_Exercise materials_
Start of Block

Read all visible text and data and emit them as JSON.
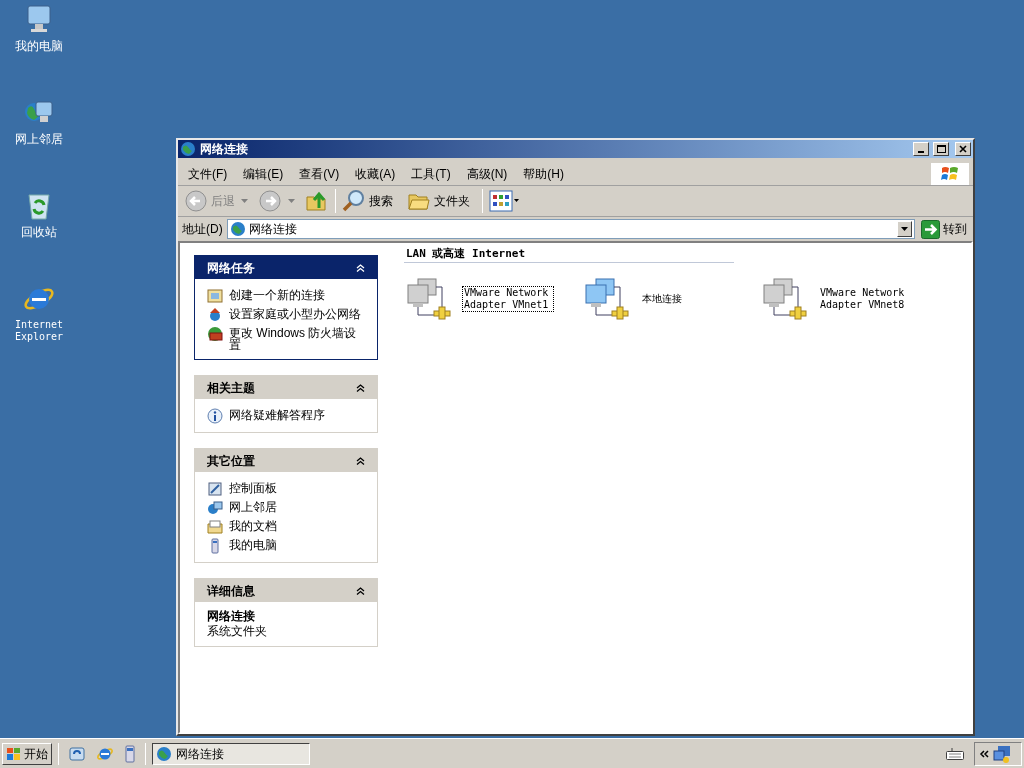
{
  "desktop_icons": [
    {
      "label": "我的电脑"
    },
    {
      "label": "网上邻居"
    },
    {
      "label": "回收站"
    },
    {
      "label": "Internet Explorer"
    }
  ],
  "window": {
    "title": "网络连接",
    "menu": [
      "文件(F)",
      "编辑(E)",
      "查看(V)",
      "收藏(A)",
      "工具(T)",
      "高级(N)",
      "帮助(H)"
    ],
    "toolbar": {
      "back": {
        "label": "后退",
        "disabled": true
      },
      "search": "搜索",
      "folders": "文件夹"
    },
    "address": {
      "label": "地址(D)",
      "value": "网络连接",
      "go": "转到"
    },
    "panels": [
      {
        "kind": "tasks",
        "title": "网络任务",
        "items": [
          "创建一个新的连接",
          "设置家庭或小型办公网络",
          "更改 Windows 防火墙设置"
        ]
      },
      {
        "kind": "normal",
        "title": "相关主题",
        "items": [
          "网络疑难解答程序"
        ]
      },
      {
        "kind": "normal",
        "title": "其它位置",
        "items": [
          "控制面板",
          "网上邻居",
          "我的文档",
          "我的电脑"
        ]
      },
      {
        "kind": "details",
        "title": "详细信息",
        "name": "网络连接",
        "description": "系统文件夹"
      }
    ],
    "group_heading": "LAN 或高速 Internet",
    "connections": [
      {
        "name": "VMware Network Adapter VMnet1",
        "enabled": false,
        "selected": true
      },
      {
        "name": "本地连接",
        "enabled": true,
        "selected": false
      },
      {
        "name": "VMware Network Adapter VMnet8",
        "enabled": false,
        "selected": false
      }
    ]
  },
  "taskbar": {
    "start": "开始",
    "task": "网络连接"
  }
}
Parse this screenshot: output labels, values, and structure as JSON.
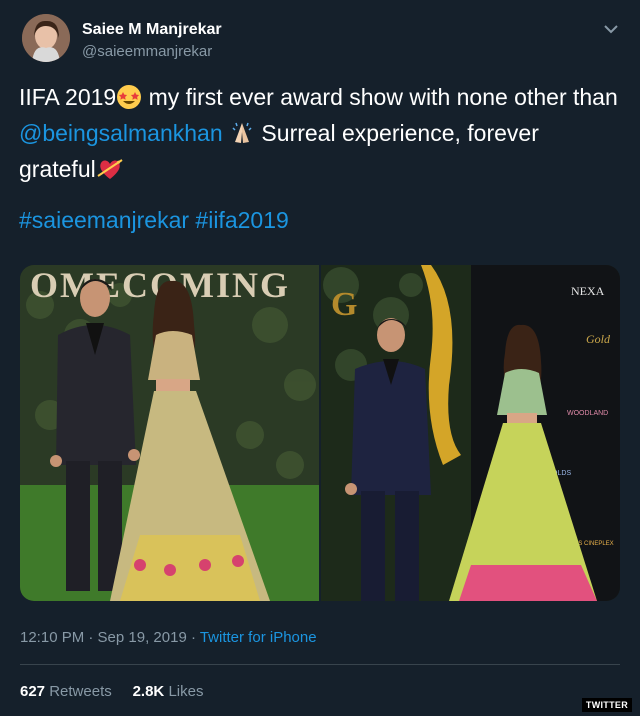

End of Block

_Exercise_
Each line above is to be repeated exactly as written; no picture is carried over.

_Answer box_
Read all visible text and data and emit them as JSON.
{
  "desktop_icons": [
    {
      "label": "我的电脑"
    },
    {
      "label": "网上邻居"
    },
    {
      "label": "回收站"
    },
    {
      "label": "Internet Explorer"
    }
  ],
  "window": {
    "title": "网络连接",
    "menu": [
      "文件(F)",
      "编辑(E)",
      "查看(V)",
      "收藏(A)",
      "工具(T)",
      "高级(N)",
      "帮助(H)"
    ],
    "toolbar": {
      "back": {
        "label": "后退",
        "disabled": true
      },
      "search": "搜索",
      "folders": "文件夹"
    },
    "address": {
      "label": "地址(D)",
      "value": "网络连接",
      "go": "转到"
    },
    "panels": [
      {
        "kind": "tasks",
        "title": "网络任务",
        "items": [
          "创建一个新的连接",
          "设置家庭或小型办公网络",
          "更改 Windows 防火墙设置"
        ]
      },
      {
        "kind": "normal",
        "title": "相关主题",
        "items": [
          "网络疑难解答程序"
        ]
      },
      {
        "kind": "normal",
        "title": "其它位置",
        "items": [
          "控制面板",
          "网上邻居",
          "我的文档",
          "我的电脑"
        ]
      },
      {
        "kind": "details",
        "title": "详细信息",
        "name": "网络连接",
        "description": "系统文件夹"
      }
    ],
    "group_heading": "LAN 或高速 Internet",
    "connections": [
      {
        "name": "VMware Network Adapter VMnet1",
        "enabled": false,
        "selected": true
      },
      {
        "name": "本地连接",
        "enabled": true,
        "selected": false
      },
      {
        "name": "VMware Network Adapter VMnet8",
        "enabled": false,
        "selected": false
      }
    ]
  },
  "taskbar": {
    "start": "开始",
    "task": "网络连接"
  }
}
Parse this screenshot: output labels, values, and structure as JSON.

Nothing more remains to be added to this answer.